Voters in the state of Missouri recently passed a constitutional amendment to require Kansas City to spend more of its budget on policing.
Amendment 4, which passed with 63% of the votes, was drafted to ensure that Kansas City — which does not have local control over its police department — pays at least 25% of its general revenue to its police department.
Currently, Kansas City spends a minimum of 20% on law enforcement.
Earlier this year, state lawmakers passed a law requiring police budget increases for Kansas City, but it could not go into effect due to prohibitions in the state constitution over unfunded mandates.
Voters across the state overwhelmingly supported the measure, while in Kansas City a majority of residents opposed it.
The language of the amendment asked voters whether the state constitution should be amended to “increase minimum funding for a police force established by a state board of police commissioners to ensure such police force has additional resources to serve its communities.”
Lawmakers say they were also responding to Kansas City officials’ attempts to divert funds from the police department to social service and crime prevention programs.
For example, GOP legislators claimed the city was attempting to defund police in the city.
Republican State Sen. Tony Luetkemeyer said the legislation is an effort to support law enforcement in a time of “radical attempts across the country by city councils to defund the police.”
“At this critical moment, we need to make sure that we’re defending our police, not defunding them,” Luetkemeyer said in June. “This bill ensures the brave men and women of this department have the resources they need to protect our city.”
City officials, including Mayor Quinton Lucas, responded by saying the police department is generally funded above the 20% minimum.
Lucas and civil rights leaders, who are suing over the proposal, called the amendment “unconstitutional” and a “power grab” by GOP lawmakers, and blamed false ballot language for deceiving the public.
The mayor also said that Amendment 4 won’t affect public safety.
“In the meantime, I do hope proponents of the amendment pressure the state board to spend any increase on actual officer salaries and benefits, something the board and the legislature seem reluctant to do. Hell of a way to back the blue,” Lucas said.

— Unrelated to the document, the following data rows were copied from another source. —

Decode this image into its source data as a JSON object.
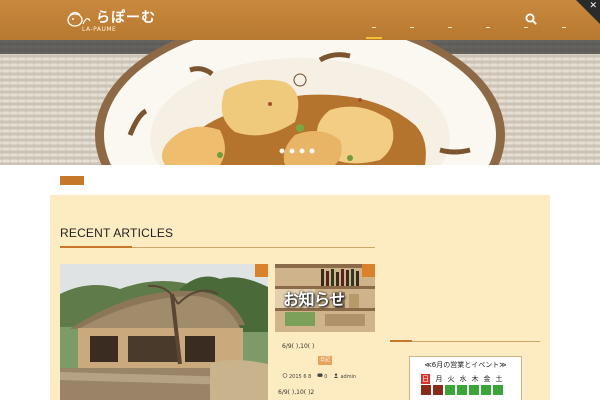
{
  "header": {
    "logo_text": "らぽーむ",
    "logo_sub": "LA-PAUME",
    "nav_items": [
      "",
      "",
      "",
      "",
      "",
      ""
    ],
    "search_icon": "search-icon",
    "corner_icon": "close-icon"
  },
  "main": {
    "recent_title": "RECENT ARTICLES",
    "card2_title": "お知らせ",
    "post_title": "6/9( ),10( )",
    "post_category": "日記",
    "post_date": "2015 6 8",
    "post_comments": "0",
    "post_author": "admin",
    "post_title2": "6/9( ),10( )2"
  },
  "sidebar": {
    "calendar_title": "≪6月の営業とイベント≫",
    "weekdays": [
      "日",
      "月",
      "火",
      "水",
      "木",
      "金",
      "土"
    ]
  },
  "colors": {
    "header": "#c98a3f",
    "accent": "#c6772a",
    "content_bg": "#fdecc1",
    "calendar_sunday": "#d8322e",
    "calendar_open": "#3aa63a",
    "calendar_closed": "#8a2a1a"
  }
}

According to the Kansas City Police Department, there have been 147 homicides in the city this year — up from 134 in 2021.